Latest Quaternary glaciation Stories
A new study of three ice cores from Greenland documents the warming of the large ice sheet at the end of the last ice age – resolving a long-standing paradox over when that warming occurred.
A new study from Lund University in Sweden has, for the first time, reconstructed solar activity during the last ice age. The study shows that the regional climate is influenced by the sun and offers opportunities to better predict future climate conditions in certain regions.
A team of MIT scientists has turned to the Southern Ocean in search of an explanation for the Last Glacial Maximum (LGM), a period in the Earth's climate history during which the northern continents were covered by ice sheets.
A new study has developed crucial new information about how the ice ages came about based on newly discovered relationships between deep-sea temperature and ice-volume changes.
Using sediments from a remote lake, researchers from Brown University have assembled a 60,000-year record of rainfall in central Indonesia. The analysis reveals important new details about the climate history of a region that wields a substantial influence on the global climate as a whole.
Polarstern, a research icebreaker, returned from the South Pacific in 2010 with a scientific treasure. The treasure, described in a recent issue of Science, consisted of ocean sediments from a previously almost unexplored part of the South Polar Sea.
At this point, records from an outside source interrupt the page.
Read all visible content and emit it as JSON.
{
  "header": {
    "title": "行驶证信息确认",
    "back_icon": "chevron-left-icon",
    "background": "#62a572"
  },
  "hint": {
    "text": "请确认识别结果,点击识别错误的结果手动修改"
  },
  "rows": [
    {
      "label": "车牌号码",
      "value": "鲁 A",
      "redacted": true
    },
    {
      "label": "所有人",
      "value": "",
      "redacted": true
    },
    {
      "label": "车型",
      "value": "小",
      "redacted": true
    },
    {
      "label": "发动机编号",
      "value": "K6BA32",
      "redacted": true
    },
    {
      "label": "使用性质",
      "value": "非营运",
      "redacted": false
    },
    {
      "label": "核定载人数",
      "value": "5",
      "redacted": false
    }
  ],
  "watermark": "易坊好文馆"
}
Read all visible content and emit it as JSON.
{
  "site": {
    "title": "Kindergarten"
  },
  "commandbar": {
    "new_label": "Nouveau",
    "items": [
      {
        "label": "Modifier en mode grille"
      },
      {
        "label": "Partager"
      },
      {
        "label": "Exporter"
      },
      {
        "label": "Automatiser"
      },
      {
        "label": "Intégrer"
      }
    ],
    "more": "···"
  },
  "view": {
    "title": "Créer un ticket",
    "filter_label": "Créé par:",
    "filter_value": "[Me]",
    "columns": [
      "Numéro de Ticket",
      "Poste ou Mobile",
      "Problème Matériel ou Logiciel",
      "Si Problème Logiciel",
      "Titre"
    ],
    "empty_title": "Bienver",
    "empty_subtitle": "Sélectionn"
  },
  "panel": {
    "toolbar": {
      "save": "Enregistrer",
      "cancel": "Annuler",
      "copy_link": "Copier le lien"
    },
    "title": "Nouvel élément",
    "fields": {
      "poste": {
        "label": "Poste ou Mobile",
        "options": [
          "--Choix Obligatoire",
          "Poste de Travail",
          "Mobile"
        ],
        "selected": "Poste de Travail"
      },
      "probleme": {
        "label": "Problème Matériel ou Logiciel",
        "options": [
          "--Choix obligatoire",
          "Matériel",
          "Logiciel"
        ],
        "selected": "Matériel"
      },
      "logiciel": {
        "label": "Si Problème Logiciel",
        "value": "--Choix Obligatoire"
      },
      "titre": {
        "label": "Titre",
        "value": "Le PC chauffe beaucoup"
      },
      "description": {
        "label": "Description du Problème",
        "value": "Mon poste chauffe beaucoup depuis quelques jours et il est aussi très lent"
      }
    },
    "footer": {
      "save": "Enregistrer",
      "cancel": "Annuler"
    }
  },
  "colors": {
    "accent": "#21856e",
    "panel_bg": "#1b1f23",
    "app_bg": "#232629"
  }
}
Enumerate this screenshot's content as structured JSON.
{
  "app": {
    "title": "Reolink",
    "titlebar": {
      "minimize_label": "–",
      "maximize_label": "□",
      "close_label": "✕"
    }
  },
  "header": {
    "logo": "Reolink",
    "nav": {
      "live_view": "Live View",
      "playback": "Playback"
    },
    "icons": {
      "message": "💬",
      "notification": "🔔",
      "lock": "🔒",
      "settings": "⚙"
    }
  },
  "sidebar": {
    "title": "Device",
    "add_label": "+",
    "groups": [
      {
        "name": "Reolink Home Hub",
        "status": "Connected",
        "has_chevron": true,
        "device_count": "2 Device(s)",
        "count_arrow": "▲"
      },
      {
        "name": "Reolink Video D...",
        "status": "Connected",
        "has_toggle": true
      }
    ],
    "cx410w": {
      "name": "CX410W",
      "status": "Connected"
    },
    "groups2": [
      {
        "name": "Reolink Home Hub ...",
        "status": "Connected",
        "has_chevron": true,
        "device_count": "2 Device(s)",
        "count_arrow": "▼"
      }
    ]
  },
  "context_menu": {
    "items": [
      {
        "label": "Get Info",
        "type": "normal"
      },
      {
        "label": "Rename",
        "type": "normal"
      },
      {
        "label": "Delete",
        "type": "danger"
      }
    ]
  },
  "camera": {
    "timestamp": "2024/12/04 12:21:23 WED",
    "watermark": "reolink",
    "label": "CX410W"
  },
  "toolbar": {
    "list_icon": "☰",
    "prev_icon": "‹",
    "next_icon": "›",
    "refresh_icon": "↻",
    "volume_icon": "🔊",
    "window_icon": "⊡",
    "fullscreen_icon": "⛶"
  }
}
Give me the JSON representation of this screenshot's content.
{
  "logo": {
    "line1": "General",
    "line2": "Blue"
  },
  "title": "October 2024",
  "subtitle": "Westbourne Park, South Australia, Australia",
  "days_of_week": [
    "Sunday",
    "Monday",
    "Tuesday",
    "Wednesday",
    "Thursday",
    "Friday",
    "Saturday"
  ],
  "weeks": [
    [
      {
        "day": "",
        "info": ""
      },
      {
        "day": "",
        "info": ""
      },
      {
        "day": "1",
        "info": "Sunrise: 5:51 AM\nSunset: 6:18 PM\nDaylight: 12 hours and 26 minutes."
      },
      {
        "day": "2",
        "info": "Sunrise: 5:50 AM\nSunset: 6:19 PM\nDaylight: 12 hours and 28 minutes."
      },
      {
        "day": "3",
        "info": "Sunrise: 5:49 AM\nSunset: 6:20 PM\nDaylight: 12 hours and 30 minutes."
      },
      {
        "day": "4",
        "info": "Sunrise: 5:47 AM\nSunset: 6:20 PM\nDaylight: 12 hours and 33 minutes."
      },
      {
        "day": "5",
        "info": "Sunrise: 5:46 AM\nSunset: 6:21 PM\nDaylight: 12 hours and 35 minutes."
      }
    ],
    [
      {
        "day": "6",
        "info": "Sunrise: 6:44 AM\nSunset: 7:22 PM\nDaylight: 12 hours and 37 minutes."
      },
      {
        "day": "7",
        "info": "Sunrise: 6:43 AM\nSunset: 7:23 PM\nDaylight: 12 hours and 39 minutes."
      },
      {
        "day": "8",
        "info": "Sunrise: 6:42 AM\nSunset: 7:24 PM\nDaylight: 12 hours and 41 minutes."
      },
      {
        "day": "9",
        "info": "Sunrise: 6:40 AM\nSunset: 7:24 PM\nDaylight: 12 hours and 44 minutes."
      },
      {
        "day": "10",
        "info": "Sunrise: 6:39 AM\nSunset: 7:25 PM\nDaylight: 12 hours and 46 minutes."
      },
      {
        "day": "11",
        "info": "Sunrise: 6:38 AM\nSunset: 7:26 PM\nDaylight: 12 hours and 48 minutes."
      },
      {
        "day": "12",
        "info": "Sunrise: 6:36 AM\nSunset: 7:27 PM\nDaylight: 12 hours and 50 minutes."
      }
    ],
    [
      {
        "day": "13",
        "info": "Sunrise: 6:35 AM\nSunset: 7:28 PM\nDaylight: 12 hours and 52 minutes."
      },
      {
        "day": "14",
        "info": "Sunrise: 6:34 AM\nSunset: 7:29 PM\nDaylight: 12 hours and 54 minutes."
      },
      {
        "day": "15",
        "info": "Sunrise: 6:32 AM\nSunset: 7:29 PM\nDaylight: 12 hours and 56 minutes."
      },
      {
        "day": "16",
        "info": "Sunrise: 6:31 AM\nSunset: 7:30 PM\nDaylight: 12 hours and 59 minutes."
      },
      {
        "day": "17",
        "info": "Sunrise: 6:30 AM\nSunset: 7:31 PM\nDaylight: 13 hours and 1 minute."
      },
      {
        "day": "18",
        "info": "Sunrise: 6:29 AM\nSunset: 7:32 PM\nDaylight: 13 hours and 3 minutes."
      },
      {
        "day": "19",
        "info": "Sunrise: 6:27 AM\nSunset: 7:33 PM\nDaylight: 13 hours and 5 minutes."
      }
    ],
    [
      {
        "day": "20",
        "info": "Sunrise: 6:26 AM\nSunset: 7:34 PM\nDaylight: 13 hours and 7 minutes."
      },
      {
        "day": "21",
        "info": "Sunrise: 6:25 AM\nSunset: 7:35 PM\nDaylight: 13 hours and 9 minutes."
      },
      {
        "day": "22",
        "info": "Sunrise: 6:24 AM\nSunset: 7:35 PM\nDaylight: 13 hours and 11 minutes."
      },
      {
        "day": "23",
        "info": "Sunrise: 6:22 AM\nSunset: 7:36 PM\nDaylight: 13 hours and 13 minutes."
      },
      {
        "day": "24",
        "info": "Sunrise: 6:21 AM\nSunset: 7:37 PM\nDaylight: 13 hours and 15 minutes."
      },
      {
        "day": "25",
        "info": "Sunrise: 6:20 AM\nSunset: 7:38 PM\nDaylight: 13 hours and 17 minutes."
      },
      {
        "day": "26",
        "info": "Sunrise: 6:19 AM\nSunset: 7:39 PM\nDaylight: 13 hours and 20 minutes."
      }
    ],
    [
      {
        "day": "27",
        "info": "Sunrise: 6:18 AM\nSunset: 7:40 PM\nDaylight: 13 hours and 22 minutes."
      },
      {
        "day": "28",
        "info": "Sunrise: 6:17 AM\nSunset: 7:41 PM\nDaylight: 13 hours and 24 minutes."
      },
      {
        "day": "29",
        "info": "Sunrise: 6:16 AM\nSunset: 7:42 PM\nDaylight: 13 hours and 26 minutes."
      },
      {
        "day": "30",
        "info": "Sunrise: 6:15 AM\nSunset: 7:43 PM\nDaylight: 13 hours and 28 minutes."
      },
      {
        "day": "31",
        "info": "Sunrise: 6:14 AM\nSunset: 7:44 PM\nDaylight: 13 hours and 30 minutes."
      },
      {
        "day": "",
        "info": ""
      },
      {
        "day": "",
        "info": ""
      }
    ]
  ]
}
An international team of scientists, led by Julie Brigham-Grette of the University of Amherst, has analyzed the longest continental sediment core ever collected in the Arctic to provide “absolutely new knowledge” of Arctic climate from 2.2 million to 3.6 million years ago.
In the next few centuries, Canada's Arctic Archipelago glaciers will melt faster than ever, according to a new study. Research has revealed that 20 percent of the Canadian Arctic glaciers may have disappeared by the end of our current century, leading to an additional sea level rise of 1.4 inches.
Researchers have found that greenhouse gas concentrations similar to the present – almost 400 parts per million - were systematically associated with sea levels at least 30 feet above current levels.
A new study from an international team of scientists suggests that the circulation of the Atlantic Ocean – known as the Atlantic heat pump – was faster during the last Ice Age than today.
- A poem in which the author retracts something said in an earlier poem.